▶ **Provided data**
▶
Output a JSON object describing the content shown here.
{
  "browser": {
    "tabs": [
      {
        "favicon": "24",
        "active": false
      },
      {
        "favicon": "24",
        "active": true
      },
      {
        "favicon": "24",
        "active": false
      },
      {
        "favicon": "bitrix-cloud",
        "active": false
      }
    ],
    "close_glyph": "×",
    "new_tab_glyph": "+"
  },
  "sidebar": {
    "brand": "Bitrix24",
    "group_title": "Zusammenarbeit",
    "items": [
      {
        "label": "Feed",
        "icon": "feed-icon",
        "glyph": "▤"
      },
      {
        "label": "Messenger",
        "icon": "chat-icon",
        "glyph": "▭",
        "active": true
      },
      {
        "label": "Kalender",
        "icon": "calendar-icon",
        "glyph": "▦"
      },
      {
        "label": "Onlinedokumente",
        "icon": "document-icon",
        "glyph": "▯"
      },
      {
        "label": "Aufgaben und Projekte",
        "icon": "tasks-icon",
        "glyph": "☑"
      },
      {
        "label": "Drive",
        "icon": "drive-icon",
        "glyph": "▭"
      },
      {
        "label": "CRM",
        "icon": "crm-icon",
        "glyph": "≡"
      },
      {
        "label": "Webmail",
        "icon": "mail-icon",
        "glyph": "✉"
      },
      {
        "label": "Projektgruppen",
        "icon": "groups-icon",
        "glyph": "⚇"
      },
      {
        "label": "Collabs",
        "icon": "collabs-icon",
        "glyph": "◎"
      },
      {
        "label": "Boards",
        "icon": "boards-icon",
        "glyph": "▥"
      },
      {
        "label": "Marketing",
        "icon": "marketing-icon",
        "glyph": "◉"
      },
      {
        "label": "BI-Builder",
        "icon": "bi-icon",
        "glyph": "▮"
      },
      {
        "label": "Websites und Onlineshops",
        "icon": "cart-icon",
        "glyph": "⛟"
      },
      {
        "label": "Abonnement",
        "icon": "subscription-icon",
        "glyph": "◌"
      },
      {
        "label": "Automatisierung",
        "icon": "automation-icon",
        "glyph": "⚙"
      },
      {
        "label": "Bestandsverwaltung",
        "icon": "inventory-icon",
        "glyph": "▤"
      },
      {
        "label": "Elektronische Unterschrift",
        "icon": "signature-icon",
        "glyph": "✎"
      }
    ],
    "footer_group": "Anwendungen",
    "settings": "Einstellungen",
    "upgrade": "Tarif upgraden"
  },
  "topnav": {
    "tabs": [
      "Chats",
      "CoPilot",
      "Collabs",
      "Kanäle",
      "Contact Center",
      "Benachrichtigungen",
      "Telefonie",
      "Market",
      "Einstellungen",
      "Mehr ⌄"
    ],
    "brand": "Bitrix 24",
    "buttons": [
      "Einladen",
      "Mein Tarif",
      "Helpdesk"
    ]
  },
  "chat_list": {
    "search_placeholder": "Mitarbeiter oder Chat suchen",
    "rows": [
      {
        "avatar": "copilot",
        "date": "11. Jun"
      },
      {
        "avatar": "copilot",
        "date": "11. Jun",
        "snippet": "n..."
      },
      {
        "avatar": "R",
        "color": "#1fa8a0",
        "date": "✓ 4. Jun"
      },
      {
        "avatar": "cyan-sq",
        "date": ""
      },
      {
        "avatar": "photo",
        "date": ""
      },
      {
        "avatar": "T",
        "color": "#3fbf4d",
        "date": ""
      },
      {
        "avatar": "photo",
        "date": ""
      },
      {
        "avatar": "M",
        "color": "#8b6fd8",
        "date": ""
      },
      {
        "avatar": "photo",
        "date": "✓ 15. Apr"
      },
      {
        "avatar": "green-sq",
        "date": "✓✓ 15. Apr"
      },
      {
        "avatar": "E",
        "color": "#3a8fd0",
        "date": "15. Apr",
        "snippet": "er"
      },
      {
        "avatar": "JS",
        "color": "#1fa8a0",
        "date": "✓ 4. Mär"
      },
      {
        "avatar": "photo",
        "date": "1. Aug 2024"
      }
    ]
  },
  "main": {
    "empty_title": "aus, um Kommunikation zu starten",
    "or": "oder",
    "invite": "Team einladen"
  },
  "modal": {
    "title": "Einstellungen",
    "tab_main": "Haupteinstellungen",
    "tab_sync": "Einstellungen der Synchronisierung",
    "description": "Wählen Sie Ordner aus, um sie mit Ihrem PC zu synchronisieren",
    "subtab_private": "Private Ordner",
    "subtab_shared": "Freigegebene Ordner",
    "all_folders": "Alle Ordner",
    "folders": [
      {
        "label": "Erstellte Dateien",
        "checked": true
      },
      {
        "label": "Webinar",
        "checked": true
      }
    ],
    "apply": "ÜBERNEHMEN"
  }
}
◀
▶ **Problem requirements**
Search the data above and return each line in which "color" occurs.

▶ **Solution for this exercise**
        "color": "#1fa8a0",
        "color": "#3fbf4d",
        "color": "#8b6fd8",
        "color": "#3a8fd0",
        "color": "#1fa8a0",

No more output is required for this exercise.